Impact analysis on a massively parallel computer
Zacharia, T.; Aramayo, G.A.
1994-06-01
Advanced mathematical techniques and computer simulation play a major role in evaluating and enhancing the design of beverage cans, industrial, and transportation containers for improved performance. Numerical models are used to evaluate the impact requirements of containers used by the Department of Energy (DOE) for transporting radioactive materials. Many of these models are highly compute-intensive. An analysis may require several hours of computational time on current supercomputers despite the simplicity of the models being studied. As computer simulations and materials databases grow in complexity, massively parallel computers have become important tools. Massively parallel computational research at the Oak Ridge National Laboratory (ORNL) and its application to the impact analysis of shipping containers is briefly described in this paper.
Mathematical and Numerical Analyses of Peridynamics for Multiscale Materials Modeling
Du, Qiang
2014-11-12

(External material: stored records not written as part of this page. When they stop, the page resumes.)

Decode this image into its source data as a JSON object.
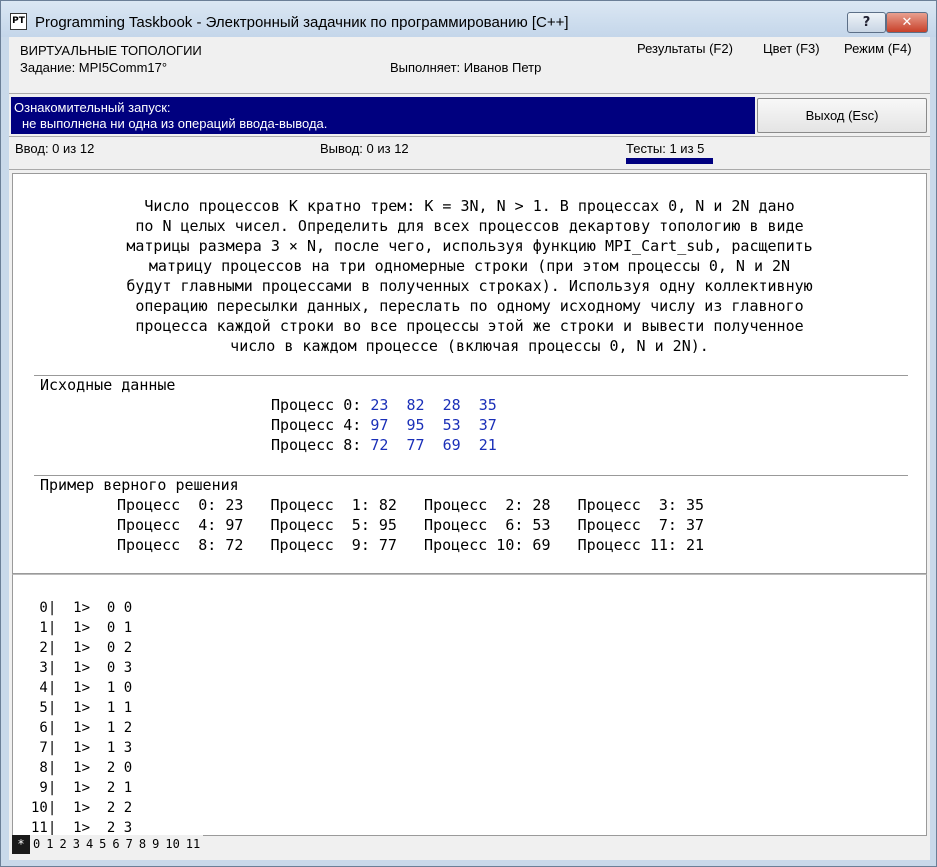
{
  "window": {
    "title": "Programming Taskbook - Электронный задачник по программированию [C++]",
    "icon_label": "PT",
    "help_label": "?",
    "close_label": "✕"
  },
  "header": {
    "topic": "ВИРТУАЛЬНЫЕ ТОПОЛОГИИ",
    "task": "Задание: MPI5Comm17°",
    "performer": "Выполняет: Иванов Петр",
    "menu_results": "Результаты (F2)",
    "menu_color": "Цвет (F3)",
    "menu_mode": "Режим (F4)"
  },
  "status": {
    "line1": "Ознакомительный запуск:",
    "line2": "не выполнена ни одна из операций ввода-вывода.",
    "exit_label": "Выход (Esc)"
  },
  "counters": {
    "input": "Ввод: 0 из 12",
    "output": "Вывод: 0 из 12",
    "tests": "Тесты: 1 из 5"
  },
  "description": [
    "Число процессов K кратно трем: K = 3N, N > 1. В процессах 0, N и 2N дано",
    "по N целых чисел. Определить для всех процессов декартову топологию в виде",
    "матрицы размера 3 × N, после чего, используя функцию MPI_Cart_sub, расщепить",
    "матрицу процессов на три одномерные строки (при этом процессы 0, N и 2N",
    "будут главными процессами в полученных строках). Используя одну коллективную",
    "операцию пересылки данных, переслать по одному исходному числу из главного",
    "процесса каждой строки во все процессы этой же строки и вывести полученное",
    "число в каждом процессе (включая процессы 0, N и 2N)."
  ],
  "input_section": {
    "title": "Исходные данные",
    "rows": [
      {
        "label": "Процесс 0:",
        "values": "23  82  28  35"
      },
      {
        "label": "Процесс 4:",
        "values": "97  95  53  37"
      },
      {
        "label": "Процесс 8:",
        "values": "72  77  69  21"
      }
    ]
  },
  "example_section": {
    "title": "Пример верного решения",
    "rows": [
      "Процесс  0: 23   Процесс  1: 82   Процесс  2: 28   Процесс  3: 35",
      "Процесс  4: 97   Процесс  5: 95   Процесс  6: 53   Процесс  7: 37",
      "Процесс  8: 72   Процесс  9: 77   Процесс 10: 69   Процесс 11: 21"
    ]
  },
  "output_lines": [
    " 0|  1>  0 0",
    " 1|  1>  0 1",
    " 2|  1>  0 2",
    " 3|  1>  0 3",
    " 4|  1>  1 0",
    " 5|  1>  1 1",
    " 6|  1>  1 2",
    " 7|  1>  1 3",
    " 8|  1>  2 0",
    " 9|  1>  2 1",
    "10|  1>  2 2",
    "11|  1>  2 3"
  ],
  "process_tabs": [
    "*",
    "0",
    "1",
    "2",
    "3",
    "4",
    "5",
    "6",
    "7",
    "8",
    "9",
    "10",
    "11"
  ]
}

generation atomistic-to-continuum multiscale simulations. In addition, a rigorous studyof nite element discretizations of peridynamics will be considered. Using the fact that peridynamics is spatially derivative free, we will also characterize the space of admissible peridynamic solutions and carry out systematic analyses of the models, in particular rigorously showing how peridynamics encompasses fracture and other failure phenomena. Additional aspects of the project include the mathematical and numerical analysis of peridynamics applied to stochastic peridynamics models. In summary, the project will make feasible mathematically consistent multiscale models for the analysis and design of advanced materials.